Durham University
Programme and Module Handbook

Undergraduate Programme and Module Handbook 2010-2011 (archived)


Department: Mathematical Sciences


Type Open Level 1 Credits 20 Availability Not available in 2010/11 Module Cap None. Location Durham


  • GCSE Mathematics at grade C or better. Not normally for students with A level Mathematics grade C or better.


  • None.

Excluded Combination of Modules

  • No mathematics module may be taken before or with this module.


  • The module is intended for students who wish to read mathematics to a standard approaching that of a single-subject A-level.
  • The emphasis is on the basic pure mathematics essential for a number of disciplines in the Natural and Social Sciences.


  • Arithmetic, algebra, coordinate geometry in the plane, graphs.
  • Elementary trigonometry.
  • Elementary calculus, differentiation and integration with interpretation and applications.
  • Logarithmic and exponential functions.

Learning Outcomes

Subject-specific Knowledge:
  • By the end of the module students will: be able to solve a range of predictable or less predictable problems in Mathematics.
  • have an awareness of the basic concepts of elementary theoretical mathematics.
  • have a broad knowledge and basic understanding of these subjects demonstrated through one or more of the following topic areas: Elementary Functions.
  • Calculus.
  • Algebra.
  • Co-ordinate geometry in the plane.
Subject-specific Skills:
    Key Skills:

    Modes of Teaching, Learning and Assessment and how these contribute to the learning outcomes of the module

    • Lectures demonstrate what is required to be learned and the application of the theory to practical examples.
    • Tutorials provide the practice and support in applying the methods to relevant situations as well as active engagement and feedback to the learning process.
    • Summative weekly coursework provides an incentive for students to consolidate the learning of material as the module progresses (there are no higher level modules in the department of Mathematical Sciences which build on this module). It serves as a guide in the correct development of students' knowledge and skills, as well as an aid in developing their awareness of standards required.
    • The end-of-year written examination provides a substantial complementary assessment of the achievement of the student.

    Teaching Methods and Learning Hours

    Activity Number Frequency Duration Total/Hours
    Lectures 40 2 per week for 20 weeks 1 Hour 40
    Tutorials/Practicals 20 1 per week for 20 weeks 1 Hour 20
    Preparation and Reading 140
    Total 200

    Summative Assessment

    Component: Examination Component Weighting: 90%
    Element Length / duration Element Weighting Resit Opportunity
    Written examination 3 hours 100%
    Component: Coursework Component Weighting: 10%
    Element Length / duration Element Weighting Resit Opportunity
    One written assignment each teaching week 100%

    Formative Assessment:

    45 minute collection paper in the first week of Epiphany term.

    Attendance at all activities marked with this symbol will be monitored.

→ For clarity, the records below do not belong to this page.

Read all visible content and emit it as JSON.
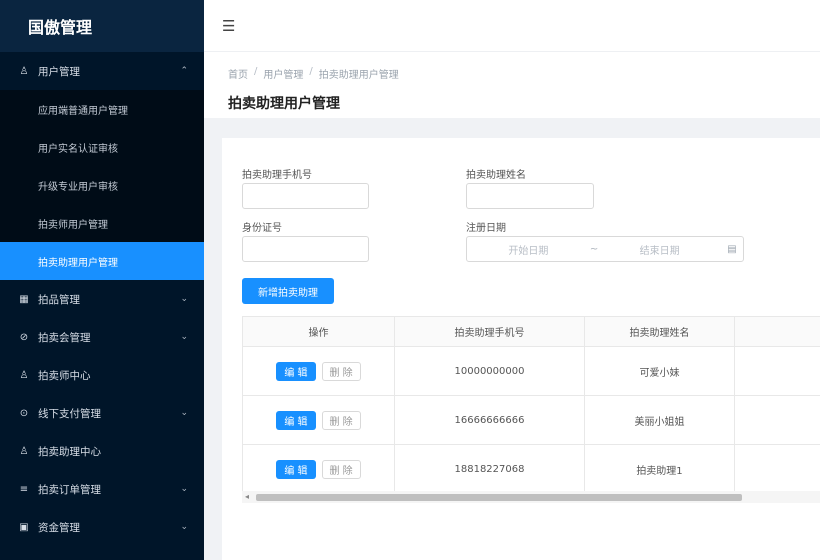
{
  "app": {
    "title": "国傲管理"
  },
  "sidebar": {
    "groups": [
      {
        "label": "用户管理",
        "icon": "users-icon",
        "arrow": "⌃",
        "expanded": true,
        "items": [
          {
            "label": "应用端普通用户管理"
          },
          {
            "label": "用户实名认证审核"
          },
          {
            "label": "升级专业用户审核"
          },
          {
            "label": "拍卖师用户管理"
          },
          {
            "label": "拍卖助理用户管理",
            "active": true
          }
        ]
      },
      {
        "label": "拍品管理",
        "icon": "grid-icon",
        "arrow": "⌄"
      },
      {
        "label": "拍卖会管理",
        "icon": "compass-icon",
        "arrow": "⌄"
      },
      {
        "label": "拍卖师中心",
        "icon": "user-icon",
        "arrow": ""
      },
      {
        "label": "线下支付管理",
        "icon": "clock-icon",
        "arrow": "⌄"
      },
      {
        "label": "拍卖助理中心",
        "icon": "user-icon",
        "arrow": ""
      },
      {
        "label": "拍卖订单管理",
        "icon": "list-icon",
        "arrow": "⌄"
      },
      {
        "label": "资金管理",
        "icon": "wallet-icon",
        "arrow": "⌄"
      }
    ]
  },
  "header": {
    "fold_icon": "menu-fold-icon"
  },
  "breadcrumb": [
    "首页",
    "用户管理",
    "拍卖助理用户管理"
  ],
  "page_title": "拍卖助理用户管理",
  "filters": {
    "phone_label": "拍卖助理手机号",
    "name_label": "拍卖助理姓名",
    "id_label": "身份证号",
    "date_label": "注册日期",
    "date_start_placeholder": "开始日期",
    "date_end_placeholder": "结束日期",
    "date_separator": "~"
  },
  "actions": {
    "add_label": "新增拍卖助理"
  },
  "table": {
    "columns": [
      "操作",
      "拍卖助理手机号",
      "拍卖助理姓名",
      ""
    ],
    "edit_label": "编 辑",
    "delete_label": "删 除",
    "rows": [
      {
        "phone": "10000000000",
        "name": "可爱小妹"
      },
      {
        "phone": "16666666666",
        "name": "美丽小姐姐"
      },
      {
        "phone": "18818227068",
        "name": "拍卖助理1"
      }
    ]
  }
}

Students who fail to attend these activities, or to complete the summative or formative assessment specified above, will be subject to the procedures defined in the University's General Regulation V, and may be required to leave the University